The phenomenon of globalization has attracted the attention of many academic disciplines which often attribute novelty to trends that have in fact been around for centuries. Provides a historical perspective on current debates about globalization. Approaches may vary with instructor.
This core course in global studies seeks to understand the processes of globalization by exploring the economic, political, social, ecological, and cultural forces that shape states and societies across the globe. We examine the legacies of colonialism, the undertaking of subsequent structural adjustment measures, and contemporary development/aid enterprises.
Throughout the quarter, we rely on specific case studies that serve as reminders that such processes are geographically specific, and influenced by local and historical forces. Our case studies include an examination of how global linkages over time have resulted in very different outcomes, depending on region. We also question our assumptions about history and globalization, and in the process challenge many of the mainstream characterizations of politics and development in the world today, including in the media, academia, and the development community.
Student learning goals
Recognize the proliferation of competing theories and assumptions about globalization and development in everyday public discourse and practice
Apply theory to specific cases of development and underdevelopment, trade and sustainable livelihoods, and global poverty and justice.

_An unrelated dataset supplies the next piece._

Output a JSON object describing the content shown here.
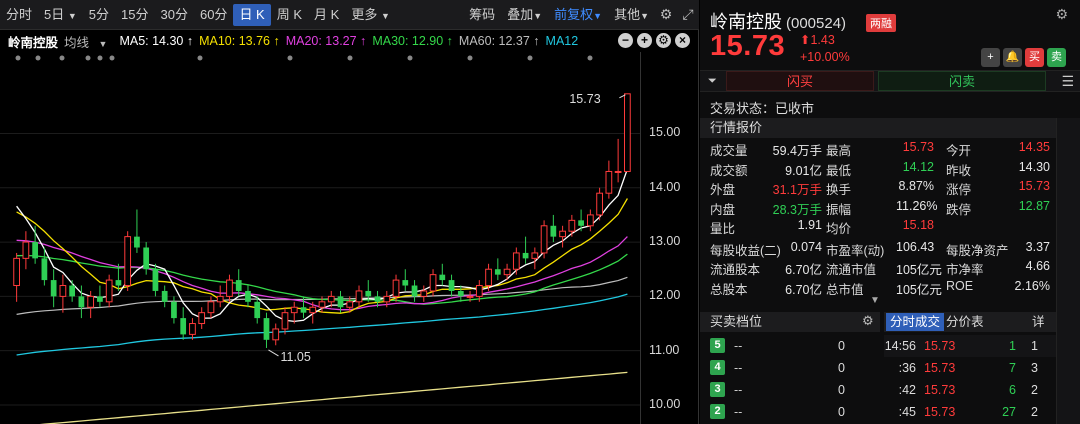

Define the term "Globalization," including a recognition of its key elements and the critical relationships that are comprised in this term.
Understand and articulate how different ideas about globalization lead to different analyses of the creation of poverty and wealth.

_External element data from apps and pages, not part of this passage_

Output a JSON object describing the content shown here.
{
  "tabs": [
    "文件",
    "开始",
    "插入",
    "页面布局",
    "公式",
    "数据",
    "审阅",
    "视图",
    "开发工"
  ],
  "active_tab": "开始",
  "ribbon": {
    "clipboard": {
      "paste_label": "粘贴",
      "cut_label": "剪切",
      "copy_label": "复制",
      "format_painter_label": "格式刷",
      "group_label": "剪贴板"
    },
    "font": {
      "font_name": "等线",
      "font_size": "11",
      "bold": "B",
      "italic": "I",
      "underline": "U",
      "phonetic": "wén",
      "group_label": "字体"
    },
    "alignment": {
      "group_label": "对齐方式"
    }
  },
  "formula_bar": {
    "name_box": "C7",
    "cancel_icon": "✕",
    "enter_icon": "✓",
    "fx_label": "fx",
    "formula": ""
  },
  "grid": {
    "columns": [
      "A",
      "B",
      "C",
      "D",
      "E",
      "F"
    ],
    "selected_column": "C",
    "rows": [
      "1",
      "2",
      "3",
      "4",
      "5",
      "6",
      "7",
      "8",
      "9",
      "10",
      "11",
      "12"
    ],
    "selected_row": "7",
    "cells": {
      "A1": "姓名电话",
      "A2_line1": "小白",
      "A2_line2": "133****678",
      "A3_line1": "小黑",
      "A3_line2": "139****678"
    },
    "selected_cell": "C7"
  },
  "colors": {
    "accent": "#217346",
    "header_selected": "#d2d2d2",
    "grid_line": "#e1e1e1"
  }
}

Learn and apply a variety of methods that raise critical questions related to issues and problems subsumed within global studies.
General method of instruction
Class assignments and grading